How many words does your book usually contain?
Fantasy readers generally expect around 100,000 words. All three of my novels have come in somewhere around 120,000 words.
Note: from Barbara: In which case 2 years isn’t bad – in fact it’s pretty quick.
And to finish? This is what Stephanie says about history:
I love history, particularly the medieval era. While my books are not historical, there are quite a few historical reflections in the stories themselves. Let’s just say the House of York may have influenced several characters and plotlines and leave it to the reader to discover the specifics.
Note: Stephanie also created the covers for books 2 and 3.
The Scribe’s Daughter
Seventeen-year-old Kassia is an orphan and a thief. Armed with only reckless wit and sheer bravado, she barely scrapes out a life with her older sister in a back-alley of the market district of the Imperial city of Corium. When a stranger shows up at her market stall, offering her work for which she is utterly unqualified, Kassia cautiously takes him on. Very soon however, she finds herself embroiled in a mystery involving a usurped foreign throne and a vengeful nobleman. Most intriguing of all, she discovers clues to the disappearance of her father three years prior. When Kassia is forced to flee her home, suffering extreme hardship, danger and personal trauma along the way, she feels powerless to control what happens around her. Rewarding revelations concerning the mysteries of her family’s past are tempered by the reality of a future she doesn’t want. In the end, Kassia discovers an unyielding inner strength, and that contrary to her prior beliefs, she is not defined by external things — she discovers that she is worthy to be loved.

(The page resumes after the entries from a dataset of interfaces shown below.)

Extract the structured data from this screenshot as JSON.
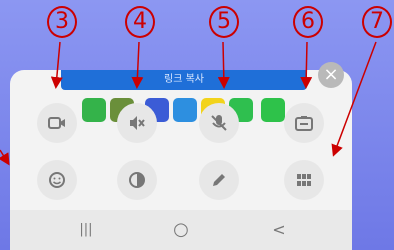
{
  "annotations": [
    "3",
    "4",
    "5",
    "6",
    "7"
  ],
  "copy_bar": {
    "label": "링크 복사"
  },
  "close_button": {
    "label": "×"
  },
  "share_targets": [
    {
      "name": "messages",
      "color": "#34b34a"
    },
    {
      "name": "chat",
      "color": "#6a8f3a"
    },
    {
      "name": "facebook",
      "color": "#3b5cd6"
    },
    {
      "name": "twitter",
      "color": "#2d8fe0"
    },
    {
      "name": "kakaotalk",
      "color": "#f2d31b"
    },
    {
      "name": "whatsapp",
      "color": "#2fbf4f"
    },
    {
      "name": "line",
      "color": "#2ec24a"
    }
  ],
  "controls_row1": [
    "video-icon",
    "speaker-mute-icon",
    "mic-mute-icon",
    "switch-camera-icon"
  ],
  "controls_row2": [
    "emoji-icon",
    "contrast-icon",
    "pencil-icon",
    "grid-icon"
  ],
  "navbar": {
    "recents": "|||",
    "home": "○",
    "back": "<"
  }
}
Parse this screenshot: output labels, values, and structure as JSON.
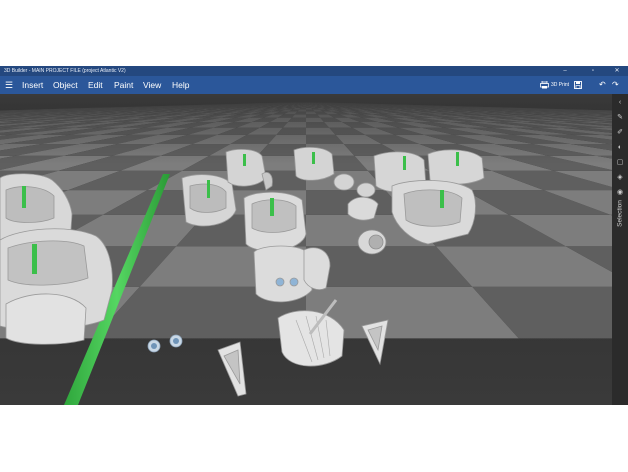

“The Scribe’s Daughter is not an easy book to categorize. It takes place in another world, but the reader will encounter no dragons or vampires. Its major female character is in her teens, but her story will appeal to readers of all ages. Kassia’s life could easily be rooted in the Middle Ages, but it isn’t. It is simply a very well written book about a character that readers will care about, amused by her dry humor, admiring her courage, and wincing at her recklessness.” -Sharon Kay Penman, New York Times best-selling author of Lionheart and A King’s Ransom
“An entertaining, page-turning read. If I was an editor building a list of my own authors for a publishing house, I’d offer for this one for my fantasy list.” -Elizabeth Chadwick, The Greatest Knight, The Scarlet Lion
“This book is hands down the best medieval fantasy novel I’ve read in years.” – Lauren Sapala
Are there any secrets in your novel that we can share?
Twists. Lots of twists. Just know that nothing is as it seems.
How can we buy your books?
The ebooks are sold exclusively with Amazon, but print copies can be purchased through most online retailers of books. https://www.amazon.com/s?k=the+Scribe’s+Daughter+by+Stephanie+Churchill&i=stripbooks
Award Winning Author of ‘The Year the Swans Came’